According to our analysis, 6 banks qualify as medium-sized banks:Swedbank, SEB, ABLV, Rietumu banka, Citadele and DNB. The European Banking dataindicates that there is a clear difference in the activities of small and large banks. Smaller banks engage more in traditional commercial banking business with a higher proportion of loans as a ratio of total assets compared to larger banks who boast a higher proportion of assets held for trading. Net interesting income in total operating income is also higher for small banks.
From that viewpoint, the business models of small banks are better for the macro-economic stability of a country. In Latvia, the set of small banks indeed has a ratio of deposits to loans that is very high and they thus seem to follow the standard commercial banking model. Medium banks, however, had a ratio of deposits to loans that was relatively low in 2008, but the ratio converged to a high level of loans covered by deposits and could indicate a shift in the business approach. Still, for both types of banks, assets held for trading as a fraction of assets increased and customer loans as a fraction of assets decreased. Also, for both types of banks, the fraction of customer deposits as a fraction of the total liabilities has increased over the last years. For medium banks, the fraction of deposits from other banks in the total liabilities decreased to below 20% in 2013, whereas the fraction of customer deposits in the liabilities increased to 80%. This higher proportion of total customer deposits implies that the banks’ funding base became more stable.
Typically, small banks have a high net interest income as a fraction of total operating income. However, in Latvia, small banks have less net income as a proportion of operating income than medium banks. Even though during 2010-2011, small banks exhibit an increase in the ratio of interest income to operational income, the ratio has been on a decline since. A deeper understanding of the eventual business models adjustments, however, warrants further research.
Traditional banking versus investment banking
The largest groups in the EU are typically “universal banks” in the sense that they offer a broad array of banking services, ranging from traditional banking services of deposit taking and lending to investment banking activities that include sales, trading, market making, underwriting and so on. As the foregoing data indicates, investment banking in Latvia is at early stage in the sense that the banking market is dominated by large commercial banks that do traditional banking activity, namely, by providing loans and receiving deposits.
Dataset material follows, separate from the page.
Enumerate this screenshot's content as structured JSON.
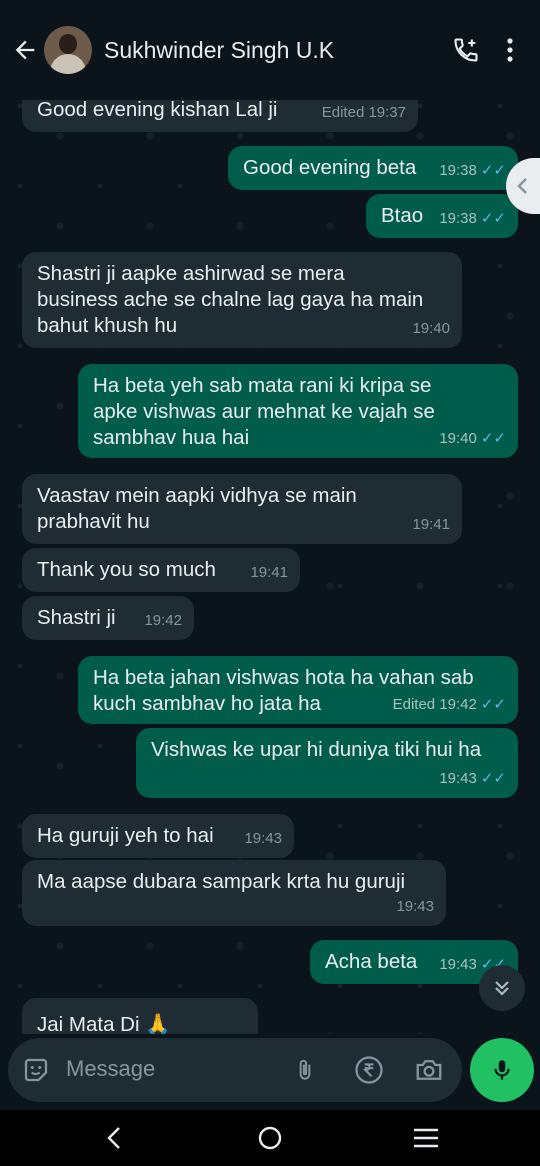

The notional amount of derivatives outstanding relative to the size of total assets is a typical indicator of investment banking activity. In the European Banking sector the notional amount of derivatives outstanding as a percentage of total assets ranges from 3000% to 0% for large banks. The amount of derivatives outstanding in Latvian banks constitute a comparably small part of total assets. Therefore, the investment banking activity, that is, the proprietary trading of complex financial instruments, in Latvia is minor.
From the largest banks, only one bank ABLV has comparably the highest amount of financial assets on the balance sheet.
This first very general analysis is a first step in a more detailed analysis of the Latvian banking business models. This study is implemented with two aims in mind. First, to analyze the eventual instabilities in the banking sector. Second, to analyze where the potential entry-points for the development of a financial center in Latvia could be.
Dr. Michel Verlaine is managing director of SLF, specialists in law and finance (www.slf.eu.com).